Letting its dark film-noir roots show, Gone Girl creates a corrupt world populated by mostly horrible people, where every relationship is reduced to an inescapable power struggle. Marriage, in particular, is a racket, doomed to end in a last-spouse-standing takedown or a sour stalemate of mutually assured destruction.
The film's big twist comes when perfect Amy -- whom Pike plays with the opaque allure of a Hitchcock blond -- is suddenly revealed as a Bad Girl: A very bad girl, a manipulative, murderous monster who fakes a pregnancy, trumps up rape charges and frames her husband for homicide.
Even when covered in someone else's arterial blood, bad Amy gives the impression of barely turning a hair. It's this ice-cold, calculating version of Amy -- the "psycho-bitch," as Nick calls her -- who is stirring up most of the arguments about Gone Girl.
This is unfortunate, since psycho-bitch Amy is probably the least interesting of her many personas. Far scarier are all those fake Good Girls who precede the Bad Girl, starting with her creepy childhood doppelganger, Amazing Amy. The star of a children's book series written by actual Amy's atrocious parents, Amazing Amy is a peppy, positive, girl-powered super-achiever whose accomplishments keep trumping those of her inspiration. This is the first time -- but not the last -- that Amy will run into impossible expectations disguised as love.
Amazing Amy is a fictional character. Amy's subsequent personalities are also fictional, in some sense, as she twists herself into shapes that conform to our culture's punishing female ideals.
Twenty-something Amy becomes the Cool Girl. You know, the one guys love. The hot, brilliant girl who just wants to watch football and have hook-up sex and who gorges on cheeseburgers while remaining a size 2. The one who never makes demands. (The novel's much-quoted Cool Girl monologue is a current cultural touchstone, so it's disappointing that the film fumbles it.)
Then she transitions into the Good Wife, a sexy -- yet domestic! -- woman whose house has the sterile tastefulness of a Restoration Hardware catalogue. Is it just me, or is one of the film's most chilling scenes the one where Amy offers to cook crepes, her smile suggesting the eerie, impersonal efficiency of a Stepford wife?
Finally, Amy becomes the Virtuous Victim. The film's most perverse notion is that even when pretending to be violently kidnapped, Amy knows she has to be the right kind of female victim. Gone Girl savagely satirizes the way the media jumps on the Amy Dunne story simply because Amy has the ideal image for a Missing poster -- white, middle-class, pretty, passive and pregnant.

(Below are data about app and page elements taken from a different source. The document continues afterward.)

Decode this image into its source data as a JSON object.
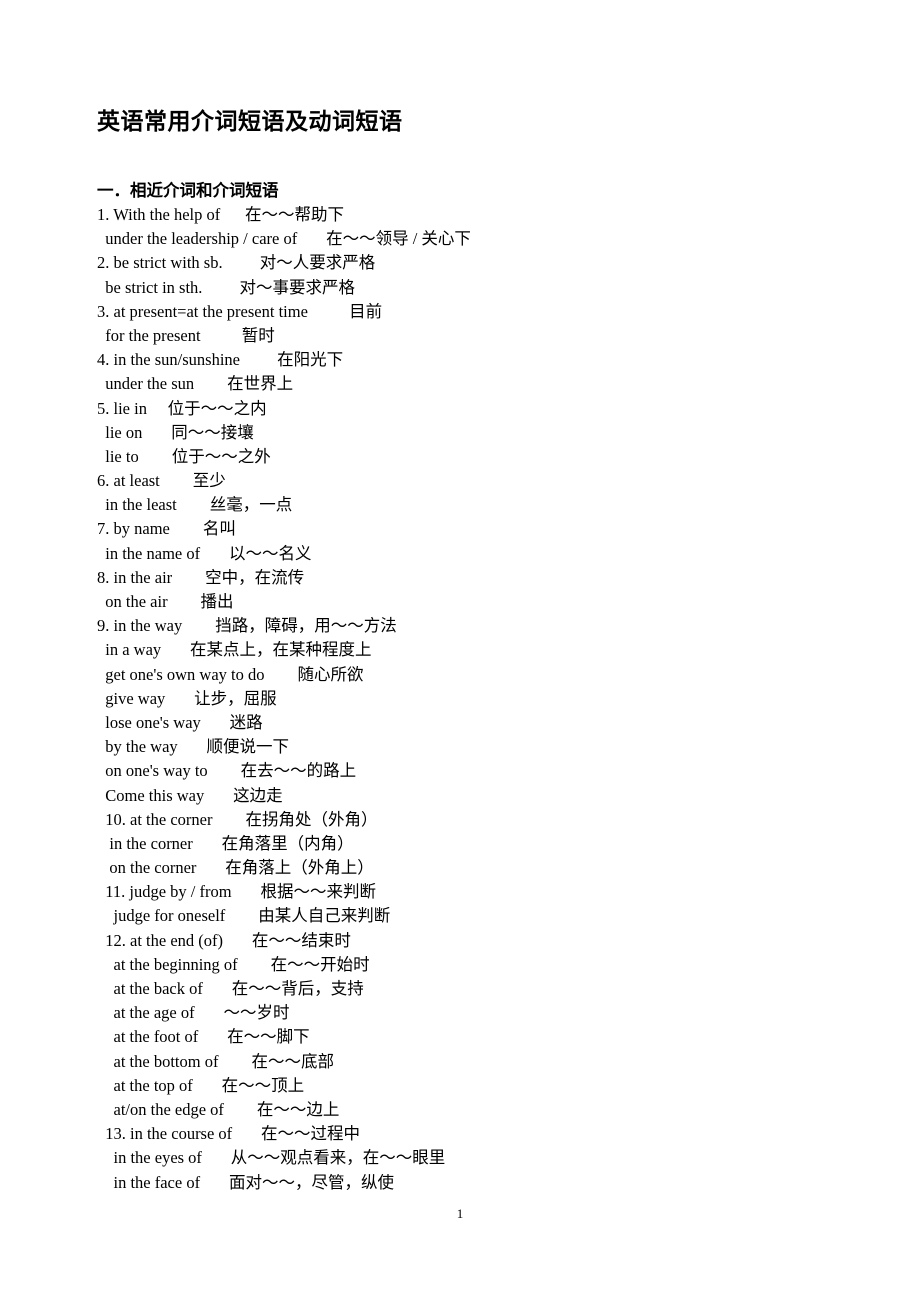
{
  "document": {
    "title": "英语常用介词短语及动词短语",
    "section_heading": "一．相近介词和介词短语",
    "page_number": "1",
    "lines": [
      "1. With the help of      在～～帮助下",
      "  under the leadership / care of       在～～领导 / 关心下",
      "2. be strict with sb.         对～人要求严格",
      "  be strict in sth.         对～事要求严格",
      "3. at present=at the present time          目前",
      "  for the present          暂时",
      "4. in the sun/sunshine         在阳光下",
      "  under the sun        在世界上",
      "5. lie in     位于～～之内",
      "  lie on       同～～接壤",
      "  lie to        位于～～之外",
      "6. at least        至少",
      "  in the least        丝毫，一点",
      "7. by name        名叫",
      "  in the name of       以～～名义",
      "8. in the air        空中，在流传",
      "  on the air        播出",
      "9. in the way        挡路，障碍，用～～方法",
      "  in a way       在某点上，在某种程度上",
      "  get one's own way to do        随心所欲",
      "  give way       让步，屈服",
      "  lose one's way       迷路",
      "  by the way       顺便说一下",
      "  on one's way to        在去～～的路上",
      "  Come this way       这边走",
      "  10. at the corner        在拐角处（外角）",
      "   in the corner       在角落里（内角）",
      "   on the corner       在角落上（外角上）",
      "  11. judge by / from       根据～～来判断",
      "    judge for oneself        由某人自己来判断",
      "  12. at the end (of)       在～～结束时",
      "    at the beginning of        在～～开始时",
      "    at the back of       在～～背后，支持",
      "    at the age of       ～～岁时",
      "    at the foot of       在～～脚下",
      "    at the bottom of        在～～底部",
      "    at the top of       在～～顶上",
      "    at/on the edge of        在～～边上",
      "  13. in the course of       在～～过程中",
      "    in the eyes of       从～～观点看来，在～～眼里",
      "    in the face of       面对～～，尽管，纵使"
    ]
  }
}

All those Amys are impossibly beautiful, impossibly accomplished, impossibly good -- impossible being a key idea here. The deliciously cynical heart of Flynn's novel is the idea that being a woman involves taking on a series of preconceived roles, that being a woman requires a lot of dressing up, shutting up and performing. Pike's best moments come when you see, just for a second, how much Amy loathes her performances and how much she despises her dupes -- and herself. The flaw in Gone Girl is that most of these cracks come only after the big sensationalist plot twist. We linger on Amy's seductive surfaces -- and Pike's image of the knockout, stone-cold female sociopath is undeniably compelling -- but we never quite get inside her head.
The big, obvious, flashy revelation in Gone Girl -- and the one that is generating all the controversy -- is that Amy is a pyscho-bitch who fakes her own violent disappearance. The deeper and even darker revelation, which doesn't always come through in the film, is that she's been faking all along.
Studying at the University of Winnipeg and later Toronto’s York University, Alison Gillmor planned to become an art historian. She ended up catching the journalism bug when she started as visual arts reviewer at the Winnipeg Free Press in 1992.